Al-Qahtani, who was born in 1979, was a lieutenant in the Saudi Arabian army before entering Iraq and serving as al-Qaeda security chief in Baghdad, Atta said. He was detained under a false name by U.S. forces in Iraq in 2007 and released in 2009.
Al-Qahtani is also accused of playing a role in attacks on Shiite Muslim religious sites in the Iraqi cities of Karbala and Najaf, killing jewelers and robbing jewelry shops, blowing up hotels in Baghdad, and plotting bank heists, according to Atta.
Al-Jazairi, was born 1976, the spokesman said. He entered Iraq from Syria and was caught by U.S. forces in 2006 and released in 2008, he said.
Violence in Iraq has dropped from its peak levels in 2006-7 when the country tipped toward civil war between majority Shiite and minority Sunni Muslims. A surge in attacks following inconclusive elections on March 7 has been blamed by government officials on an attempt by al-Qaeda to re-ignite sectarian tensions and undermine confidence in Iraq’s security forces.
At least 90 people were killed and 340 wounded on May 10 in attacks across Iraq. A car bombing and a suicide blast at a soccer game on May 14 left at least 25 people dead and another 100 wounded.
In a statement posted on the Internet over the past weekend, al-Qaeda announced replacements for its leaders in Iraq, Abu Omar al-Baghdadi and Abu Ayyub al-Masri, who were killed on April 19 in a joint U.S.-Iraqi raid.
The replacements were identified as Abu Bakr al-Baghdadi al-Husseini al-Qurashi and his deputy, Abu Abdalluh al-Hussani al-Qurashi. In a separate statement, the group also named its new “minister of war” as al-Nasser Lideen Allah Abu Suleiman.
Atta said that “al-Qaeda was facing difficulties,” particularly financial difficulties, which he said explained why it has targeted banks and jewellers. Source: www.bloomberg.com

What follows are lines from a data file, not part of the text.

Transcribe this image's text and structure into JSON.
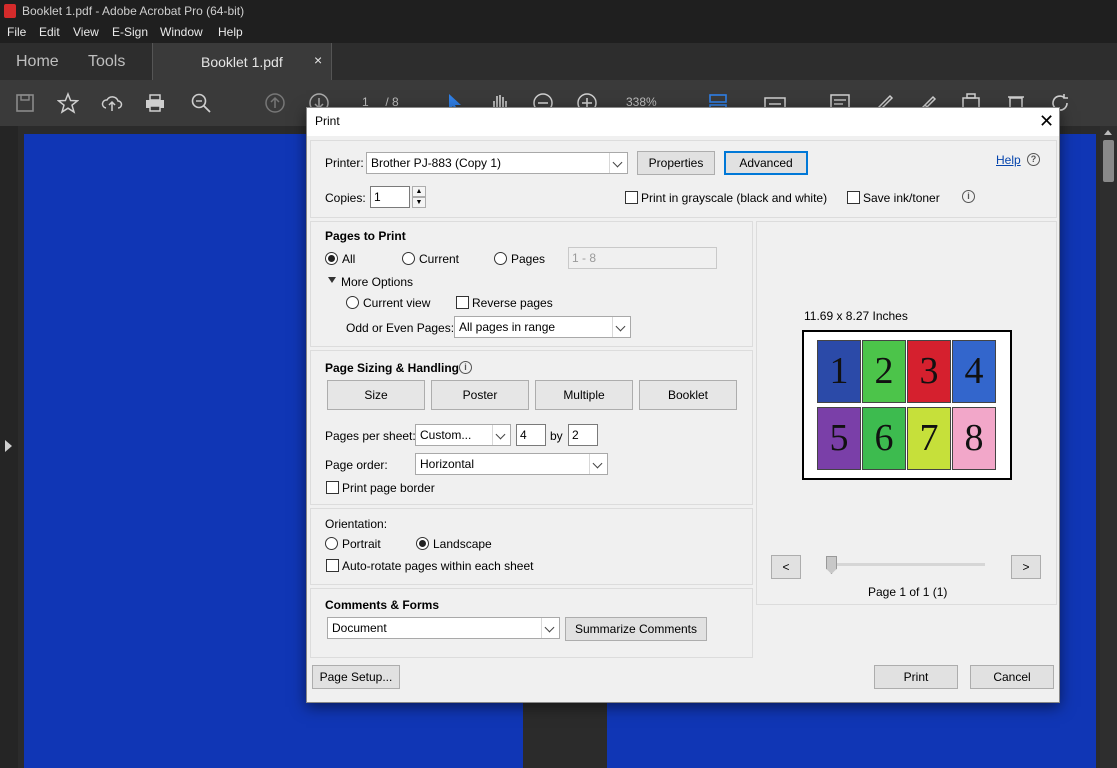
{
  "app": {
    "window_title": "Booklet 1.pdf - Adobe Acrobat Pro (64-bit)",
    "menu": [
      "File",
      "Edit",
      "View",
      "E-Sign",
      "Window",
      "Help"
    ],
    "tabs": {
      "home": "Home",
      "tools": "Tools",
      "document": "Booklet 1.pdf",
      "close": "×"
    },
    "toolbar": {
      "page_current": "1",
      "page_total": "/ 8",
      "zoom": "338%"
    }
  },
  "dialog": {
    "title": "Print",
    "close": "✕",
    "printer_label": "Printer:",
    "printer_value": "Brother PJ-883 (Copy 1)",
    "properties_button": "Properties",
    "advanced_button": "Advanced",
    "help_link": "Help",
    "copies_label": "Copies:",
    "copies_value": "1",
    "grayscale_label": "Print in grayscale (black and white)",
    "save_ink_label": "Save ink/toner",
    "pages_to_print": {
      "heading": "Pages to Print",
      "all": "All",
      "current": "Current",
      "pages": "Pages",
      "pages_range": "1 - 8",
      "more_options": "More Options",
      "current_view": "Current view",
      "reverse_pages": "Reverse pages",
      "odd_even_label": "Odd or Even Pages:",
      "odd_even_value": "All pages in range"
    },
    "sizing": {
      "heading": "Page Sizing & Handling",
      "size": "Size",
      "poster": "Poster",
      "multiple": "Multiple",
      "booklet": "Booklet",
      "pages_per_sheet_label": "Pages per sheet:",
      "pages_per_sheet_value": "Custom...",
      "cols": "4",
      "by": "by",
      "rows": "2",
      "page_order_label": "Page order:",
      "page_order_value": "Horizontal",
      "print_page_border": "Print page border"
    },
    "orientation": {
      "heading": "Orientation:",
      "portrait": "Portrait",
      "landscape": "Landscape",
      "auto_rotate": "Auto-rotate pages within each sheet"
    },
    "comments": {
      "heading": "Comments & Forms",
      "value": "Document",
      "summarize": "Summarize Comments"
    },
    "preview": {
      "size_text": "11.69 x 8.27 Inches",
      "pages": [
        {
          "n": "1",
          "color": "#2b4aa8"
        },
        {
          "n": "2",
          "color": "#4cc44a"
        },
        {
          "n": "3",
          "color": "#d5202e"
        },
        {
          "n": "4",
          "color": "#3366cc"
        },
        {
          "n": "5",
          "color": "#7a3fa8"
        },
        {
          "n": "6",
          "color": "#3dbb4f"
        },
        {
          "n": "7",
          "color": "#c6e03a"
        },
        {
          "n": "8",
          "color": "#f2a7c9"
        }
      ],
      "prev": "<",
      "next": ">",
      "page_of": "Page 1 of 1 (1)"
    },
    "page_setup_button": "Page Setup...",
    "print_button": "Print",
    "cancel_button": "Cancel"
  }
}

See also my related post on this blog:
2010 FIFA Soccer World Cup and the Terrorist Threat